In Which a Lady Has a Tantrum, and a Gentleman Plays a Fugue.
Sophia Jenyns had parted company with De Boys in the hall, and was now hurrying towards the music room, where Wrath was playing a fugue in masterly style. But Sophia was in no mood for harmony. She burst open the door, flounced in, and put her arms round her husband's neck.

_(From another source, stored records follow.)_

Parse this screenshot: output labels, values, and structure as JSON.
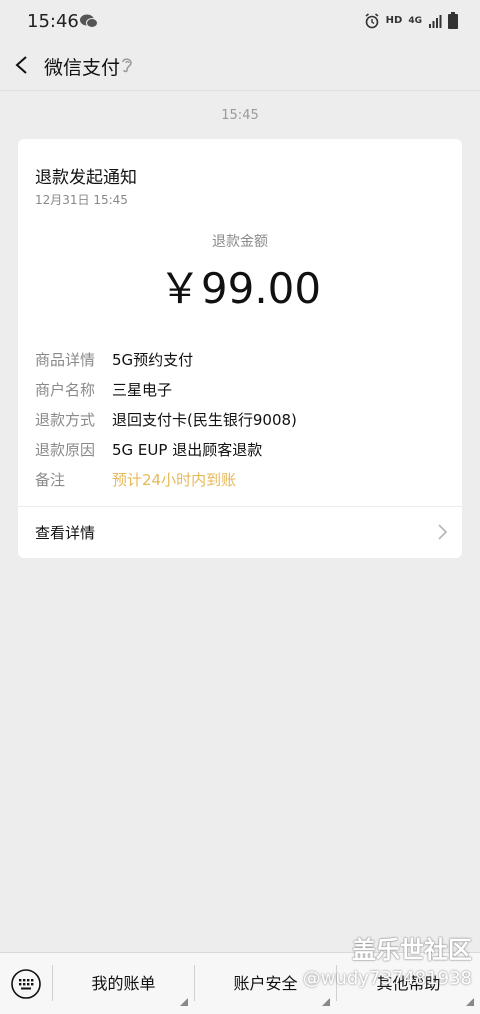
{
  "status_bar": {
    "time": "15:46",
    "network": "HD",
    "signal": "4G"
  },
  "header": {
    "title": "微信支付"
  },
  "timestamp": "15:45",
  "card": {
    "title": "退款发起通知",
    "date": "12月31日  15:45",
    "amount_label": "退款金额",
    "amount": "￥99.00",
    "rows": [
      {
        "label": "商品详情",
        "value": "5G预约支付"
      },
      {
        "label": "商户名称",
        "value": "三星电子"
      },
      {
        "label": "退款方式",
        "value": "退回支付卡(民生银行9008)"
      },
      {
        "label": "退款原因",
        "value": "5G EUP 退出顾客退款"
      },
      {
        "label": "备注",
        "value": "预计24小时内到账"
      }
    ],
    "detail_label": "查看详情"
  },
  "bottom_bar": {
    "items": [
      "我的账单",
      "账户安全",
      "其他帮助"
    ]
  },
  "watermark": {
    "title": "盖乐世社区",
    "user": "@wudy737481938"
  },
  "colors": {
    "highlight": "#e6b95a",
    "background": "#ededed"
  }
}
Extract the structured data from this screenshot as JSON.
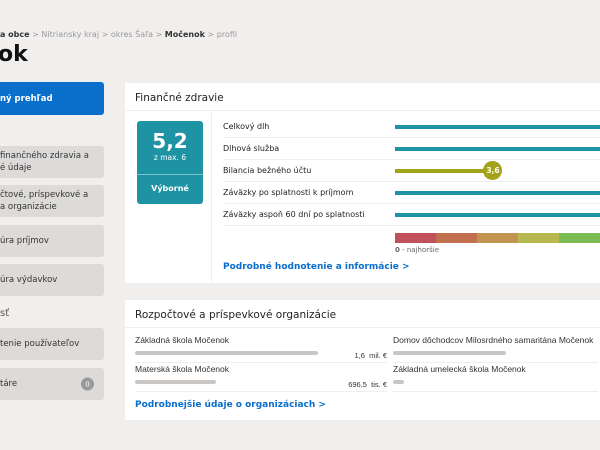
{
  "breadcrumb": {
    "items": [
      "a obce",
      "Nitriansky kraj",
      "okres Šaľa",
      "Močenok",
      "profil"
    ]
  },
  "page_title": "ok",
  "sidebar": {
    "items": [
      {
        "label": "ný prehľad",
        "active": true
      },
      {
        "label": "finančného zdravia a é údaje"
      },
      {
        "label": "čtové, príspevkové a a organizácie"
      },
      {
        "label": "úra príjmov"
      },
      {
        "label": "úra výdavkov"
      }
    ],
    "section": "sť",
    "items2": [
      {
        "label": "tenie používateľov"
      },
      {
        "label": "táre",
        "badge": "0"
      }
    ]
  },
  "health": {
    "title": "Finančné zdravie",
    "score": "5,2",
    "max": "z max. 6",
    "verdict": "Výborné",
    "rows": [
      {
        "label": "Celkový dlh",
        "value": 6
      },
      {
        "label": "Dlhová služba",
        "value": 6
      },
      {
        "label": "Bilancia bežného účtu",
        "value": 3.6,
        "value_label": "3,6",
        "color": "#a3a31a"
      },
      {
        "label": "Záväzky po splatnosti k príjmom",
        "value": 6
      },
      {
        "label": "Záväzky aspoň 60 dní po splatnosti",
        "value": 6
      }
    ],
    "scale_colors": [
      "#c0505c",
      "#c0704f",
      "#c0954f",
      "#b8b850",
      "#7dbb55"
    ],
    "scale_min": "0",
    "scale_min_label": " - najhoršie",
    "link": "Podrobné hodnotenie a informácie >",
    "accent": "#1d93a3"
  },
  "orgs": {
    "title": "Rozpočtové a príspevkové organizácie",
    "items": [
      {
        "name": "Základná škola Močenok",
        "value": "1,6",
        "unit": "mil. €",
        "share": 1
      },
      {
        "name": "Domov dôchodcov Milosrdného samaritána Močenok",
        "share": 0.62
      },
      {
        "name": "Materská škola Močenok",
        "value": "696,5",
        "unit": "tis. €",
        "share": 0.44
      },
      {
        "name": "Základná umelecká škola Močenok",
        "share": 0.06
      }
    ],
    "link": "Podrobnejšie údaje o organizáciach >"
  }
}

"Tom," she said, "I have been reconsidering what you said this morning about making our marriage public. I know myself so well that I am sure I could never love you again if you did. There is not a correct bone in my body: it would kill me to be called Mrs. Wrath—simply kill me. I adore you and worship you and idolise you, although you are my husband. That I cannot help; but to let other people know it—oh, intolerable! I will not be a British matron. I will not be called virtuous. It is no one's business whether I am married or not—a lot of fussy, prying, evil-minded old women—let them talk! I think of them when I say, 'I heard the owl scream and the crickets cry'—no wonder I make the whole house creep! Buh! And, Tom—you fascinating, lovely, wonderful creature, I have just been flirting with all my might, and by tomorrow I shall be madly in love! Compared with you he is a